the full report is a 242 page pdf
The executive summary of the report is 48 pages long
The Capacity Factor blog looked at the NREL report. Capacity Factor blog pulls out more of the cost comparisons. See the linked article.
The cost figures quoted in the media are wrong. The figures are annualized - they are costs per year. Second, they are the costs for the entire scenarios including the 80% of electricity that is NOT wind. The figures actually says is that the cheapest 20%-wind scenario costs about $15 billion/year more, everything included, than the reference case. Here is everything together in figure 8.2 (p. 211) - where the $140/$143/$155 billion figures came from:
Some of The Actual Report Details
A brief description of each scenario follows:
• Scenario 1, 20% penetration – High Capacity Factor, Onshore: Utilizes high-quality wind resources in the Great Plains, with other development in the eastern United States where good wind resources exist.
• Scenario 2, 20% penetration – Hybrid with Offshore: Some wind generation in the Great Plains is moved east. Some East Coast offshore development is included.
• Scenario 3, 20% penetration – Local with Aggressive Offshore: More wind generation is moved east toward load centers, necessitating broader use of offshore resources. The offshore wind assumptions represent an uppermost limit of what could be developed by 2024 under an aggressive technology-push scenario.
• Scenario 4, 30% penetration – Aggressive On- and Offshore: Meeting the 30% energy penetration level uses a substantial amount of the higher quality wind resource in the NREL database. A large amount of offshore generation is needed to reach the target energy level.
The study team also developed a Reference Scenario to approximate the current state of wind development plus some expected level of near-term development guided by interconnection queues and state renewable portfolio standards (RPS). This scenario totaled about 6% of the total 2024 projected load requirements for the U.S. portion of the Eastern Interconnection.
Translation of the last paragraph. A business as Usual (BAU) estimate for wind energy is that there would be 6% wind power for 2024 in the Eastern United States.
Supplying 20% of the electric energy requirements of the U.S. portion of the Eastern Interconnection would call for approximately 225,000 megawatts (MW) of wind generation capacity, which is about a tenfold increase above today’s levels. To reach 30% energy from wind, the installed capacity would have to rise to 330,000 MW.
In general, though, the study shows the following:
• High penetrations of wind generation—20% to 30% of the electrical energy requirements of the Eastern Interconnection—are technically feasible with significant expansion of the transmission infrastructure.

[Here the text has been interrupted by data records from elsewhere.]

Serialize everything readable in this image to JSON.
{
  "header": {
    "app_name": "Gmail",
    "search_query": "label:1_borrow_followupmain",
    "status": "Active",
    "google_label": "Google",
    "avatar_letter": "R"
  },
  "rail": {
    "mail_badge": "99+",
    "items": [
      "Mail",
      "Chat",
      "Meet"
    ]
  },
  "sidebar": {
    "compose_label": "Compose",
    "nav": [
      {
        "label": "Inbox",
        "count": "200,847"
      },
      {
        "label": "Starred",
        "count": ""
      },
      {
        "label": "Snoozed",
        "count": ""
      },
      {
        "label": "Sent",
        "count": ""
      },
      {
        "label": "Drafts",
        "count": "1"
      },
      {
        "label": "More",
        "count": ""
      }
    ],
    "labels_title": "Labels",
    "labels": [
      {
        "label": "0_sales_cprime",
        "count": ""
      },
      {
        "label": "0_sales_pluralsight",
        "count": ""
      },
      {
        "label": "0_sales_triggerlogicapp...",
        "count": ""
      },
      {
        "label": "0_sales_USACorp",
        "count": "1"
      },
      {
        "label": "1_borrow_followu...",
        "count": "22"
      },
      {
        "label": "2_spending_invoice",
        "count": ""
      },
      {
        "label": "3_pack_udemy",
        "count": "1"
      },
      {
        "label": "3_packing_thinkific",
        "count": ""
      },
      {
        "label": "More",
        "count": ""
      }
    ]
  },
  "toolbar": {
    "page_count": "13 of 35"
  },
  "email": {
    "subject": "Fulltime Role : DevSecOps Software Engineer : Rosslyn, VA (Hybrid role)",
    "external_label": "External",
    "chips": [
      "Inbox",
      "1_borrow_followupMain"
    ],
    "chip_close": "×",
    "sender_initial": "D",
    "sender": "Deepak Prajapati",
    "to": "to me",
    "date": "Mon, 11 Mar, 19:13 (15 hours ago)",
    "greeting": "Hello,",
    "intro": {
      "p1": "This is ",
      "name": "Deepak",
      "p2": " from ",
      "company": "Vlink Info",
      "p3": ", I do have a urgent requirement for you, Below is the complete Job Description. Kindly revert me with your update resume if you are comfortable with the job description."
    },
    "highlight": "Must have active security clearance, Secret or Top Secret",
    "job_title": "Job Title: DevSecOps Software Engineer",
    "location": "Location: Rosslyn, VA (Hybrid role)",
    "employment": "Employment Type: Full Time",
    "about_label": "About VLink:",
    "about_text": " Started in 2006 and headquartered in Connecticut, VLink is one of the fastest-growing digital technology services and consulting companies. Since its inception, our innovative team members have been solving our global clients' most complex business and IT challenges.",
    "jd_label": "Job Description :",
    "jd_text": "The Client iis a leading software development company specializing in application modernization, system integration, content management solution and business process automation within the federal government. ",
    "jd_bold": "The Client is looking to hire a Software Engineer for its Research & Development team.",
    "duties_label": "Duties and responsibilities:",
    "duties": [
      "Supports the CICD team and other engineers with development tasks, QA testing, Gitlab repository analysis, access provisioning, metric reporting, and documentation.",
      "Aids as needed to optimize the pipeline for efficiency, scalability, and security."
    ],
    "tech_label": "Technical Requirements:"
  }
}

• New transmission will be required for all the future wind scenarios in the Eastern Interconnection, including the Reference Case. Planning for this transmission, then, is imperative because it takes longer to build new transmission capacity than it does to build new wind plants.
• Without transmission enhancements, substantial curtailment (shutting down) of wind generation would be required for all the 20% scenarios.

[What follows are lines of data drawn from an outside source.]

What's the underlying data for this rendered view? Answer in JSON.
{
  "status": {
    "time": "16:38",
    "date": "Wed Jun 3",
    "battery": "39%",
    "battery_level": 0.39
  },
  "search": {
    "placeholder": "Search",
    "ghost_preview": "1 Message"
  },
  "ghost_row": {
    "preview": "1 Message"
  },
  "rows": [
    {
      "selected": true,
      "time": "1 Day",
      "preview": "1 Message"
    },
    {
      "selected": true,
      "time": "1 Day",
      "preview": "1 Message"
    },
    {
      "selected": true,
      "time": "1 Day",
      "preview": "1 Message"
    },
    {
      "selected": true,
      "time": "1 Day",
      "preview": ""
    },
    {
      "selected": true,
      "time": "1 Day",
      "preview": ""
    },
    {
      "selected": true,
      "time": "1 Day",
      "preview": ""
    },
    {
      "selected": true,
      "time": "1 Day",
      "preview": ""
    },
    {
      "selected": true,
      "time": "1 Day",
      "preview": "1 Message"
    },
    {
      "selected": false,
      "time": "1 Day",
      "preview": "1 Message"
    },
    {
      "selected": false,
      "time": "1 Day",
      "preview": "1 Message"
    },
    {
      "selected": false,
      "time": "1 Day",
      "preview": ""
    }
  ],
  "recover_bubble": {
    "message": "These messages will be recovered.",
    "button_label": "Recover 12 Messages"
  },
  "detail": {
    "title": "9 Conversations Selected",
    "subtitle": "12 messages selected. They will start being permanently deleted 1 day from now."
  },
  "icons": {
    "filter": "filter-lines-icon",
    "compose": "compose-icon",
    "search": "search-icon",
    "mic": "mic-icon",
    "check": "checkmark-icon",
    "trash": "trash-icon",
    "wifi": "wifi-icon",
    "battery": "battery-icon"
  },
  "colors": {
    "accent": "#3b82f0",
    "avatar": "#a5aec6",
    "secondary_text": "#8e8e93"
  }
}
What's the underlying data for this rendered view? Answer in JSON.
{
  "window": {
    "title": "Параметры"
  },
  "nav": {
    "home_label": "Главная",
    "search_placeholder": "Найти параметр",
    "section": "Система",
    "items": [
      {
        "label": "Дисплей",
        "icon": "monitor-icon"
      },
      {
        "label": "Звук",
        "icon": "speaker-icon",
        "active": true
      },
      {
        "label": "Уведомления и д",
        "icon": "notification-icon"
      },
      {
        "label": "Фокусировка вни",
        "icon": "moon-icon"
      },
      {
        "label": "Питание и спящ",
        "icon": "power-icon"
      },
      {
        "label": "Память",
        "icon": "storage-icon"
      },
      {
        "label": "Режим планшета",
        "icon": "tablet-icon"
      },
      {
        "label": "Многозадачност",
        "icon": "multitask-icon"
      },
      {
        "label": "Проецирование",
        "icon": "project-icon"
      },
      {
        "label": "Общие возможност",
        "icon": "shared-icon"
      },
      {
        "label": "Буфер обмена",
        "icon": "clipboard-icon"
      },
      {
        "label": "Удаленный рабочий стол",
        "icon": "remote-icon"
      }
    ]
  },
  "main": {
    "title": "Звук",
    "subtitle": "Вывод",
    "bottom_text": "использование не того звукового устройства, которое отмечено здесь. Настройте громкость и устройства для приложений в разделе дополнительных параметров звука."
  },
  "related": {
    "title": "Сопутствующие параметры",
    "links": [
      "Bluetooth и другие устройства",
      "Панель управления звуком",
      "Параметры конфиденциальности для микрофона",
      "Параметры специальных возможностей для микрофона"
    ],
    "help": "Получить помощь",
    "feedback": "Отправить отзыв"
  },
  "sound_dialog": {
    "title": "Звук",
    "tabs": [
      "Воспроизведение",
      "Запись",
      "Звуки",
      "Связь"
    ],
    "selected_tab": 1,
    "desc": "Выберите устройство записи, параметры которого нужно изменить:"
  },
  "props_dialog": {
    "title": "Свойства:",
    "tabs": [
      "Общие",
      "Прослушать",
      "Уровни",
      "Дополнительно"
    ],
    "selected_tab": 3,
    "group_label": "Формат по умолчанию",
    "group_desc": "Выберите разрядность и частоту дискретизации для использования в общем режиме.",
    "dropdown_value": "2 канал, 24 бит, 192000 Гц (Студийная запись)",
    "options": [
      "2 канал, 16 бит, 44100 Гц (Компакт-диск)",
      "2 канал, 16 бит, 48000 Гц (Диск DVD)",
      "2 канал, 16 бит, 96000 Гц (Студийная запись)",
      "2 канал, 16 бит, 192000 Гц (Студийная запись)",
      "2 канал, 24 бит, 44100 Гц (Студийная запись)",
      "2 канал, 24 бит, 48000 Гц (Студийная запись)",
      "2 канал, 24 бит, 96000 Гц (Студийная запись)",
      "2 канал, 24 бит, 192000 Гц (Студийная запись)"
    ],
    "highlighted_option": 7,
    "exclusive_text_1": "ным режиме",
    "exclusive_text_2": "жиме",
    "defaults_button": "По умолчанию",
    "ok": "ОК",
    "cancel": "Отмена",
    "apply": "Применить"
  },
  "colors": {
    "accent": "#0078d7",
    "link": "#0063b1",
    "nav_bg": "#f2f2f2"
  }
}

• Interconnection-wide costs for integrating large amounts of wind generation are manageable with large regional operating pools and significant market, tariff, and operational changes.
• Transmission helps reduce the impacts of the variability of the wind, which reduces wind integration costs, increases reliability of the electrical grid, and helps make more efficient use of the available generation resources. Although costs for aggressive expansions of the existing grid are significant, they make up a relatively small portion of the total annualized costs in any of the scenarios studied.
• Carbon emission reductions in the three 20% wind scenarios do not vary by much, indicating that wind displaces coal in all scenarios and that coal generation is not significantly exported from the Midwest to the eastern United States; carbon emissions are reduced at an increased rate in the 30% wind scenario as more gas generation is used to accommodate wind variability. Wind generation displaces carbon-based fuels, directly reducing carbon dioxide (CO2) emissions. Emissions continue to decline as more wind is added to the supply picture. Increasing the cost of carbon in the analysis results in higher total production costs.
The scenarios developed for EWITS do not in any way constitute a plan; instead, they should be seen as an initial perspective on a top-down, high-level view of four different 2024 futures. The transition over time from the current state of the bulk power system to any one of the scenarios would require additional technical and economic evaluation, including detailed modeling of power flows and a study of the effects on the underlying transmission systems. A more thorough evaluation of the sensitivity of the EWITS results to the range of assumptions made would also be required to guide the development of any specific bottom-up plans.
The report has not looked at any cost changes or improvements for any of the energy sources. There are advancements being made in China for coal, General electric and others are increasing natural gas power plant efficiency, and nuclear power reactors being developed in China, Russia, India and South Korea and other places could greatly reduce costs.